YOUR INSTRUCTIONS -> Drop the pictures and repeat the remaining data exactly.

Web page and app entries

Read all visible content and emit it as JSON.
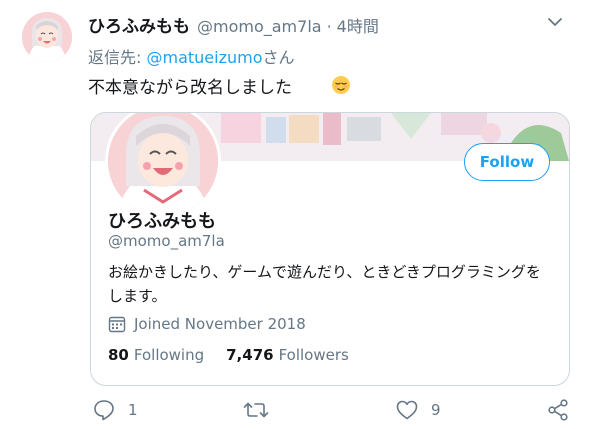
{
  "tweet": {
    "display_name": "ひろふみもも",
    "handle": "@momo_am7la",
    "separator": "·",
    "time": "4時間",
    "reply_prefix": "返信先: ",
    "reply_mention": "@matueizumo",
    "reply_suffix": "さん",
    "text": "不本意ながら改名しました",
    "emoji": "relieved-face-emoji"
  },
  "card": {
    "follow_label": "Follow",
    "name": "ひろふみもも",
    "handle": "@momo_am7la",
    "bio": "お絵かきしたり、ゲームで遊んだり、ときどきプログラミングをします。",
    "joined": "Joined November 2018",
    "following_count": "80",
    "following_label": "Following",
    "followers_count": "7,476",
    "followers_label": "Followers"
  },
  "actions": {
    "reply_count": "1",
    "retweet_count": "",
    "like_count": "9"
  },
  "colors": {
    "accent": "#1da1f2",
    "secondary_text": "#657786",
    "primary_text": "#14171a",
    "border": "#ccd6dd"
  }
}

EXERCISE RESPONSE ->
Read all visible content and emit it as JSON.
{
  "tweet": {
    "display_name": "ひろふみもも",
    "handle": "@momo_am7la",
    "separator": "·",
    "time": "4時間",
    "reply_prefix": "返信先: ",
    "reply_mention": "@matueizumo",
    "reply_suffix": "さん",
    "text": "不本意ながら改名しました",
    "emoji": "relieved-face-emoji"
  },
  "card": {
    "follow_label": "Follow",
    "name": "ひろふみもも",
    "handle": "@momo_am7la",
    "bio": "お絵かきしたり、ゲームで遊んだり、ときどきプログラミングをします。",
    "joined": "Joined November 2018",
    "following_count": "80",
    "following_label": "Following",
    "followers_count": "7,476",
    "followers_label": "Followers"
  },
  "actions": {
    "reply_count": "1",
    "retweet_count": "",
    "like_count": "9"
  },
  "colors": {
    "accent": "#1da1f2",
    "secondary_text": "#657786",
    "primary_text": "#14171a",
    "border": "#ccd6dd"
  }
}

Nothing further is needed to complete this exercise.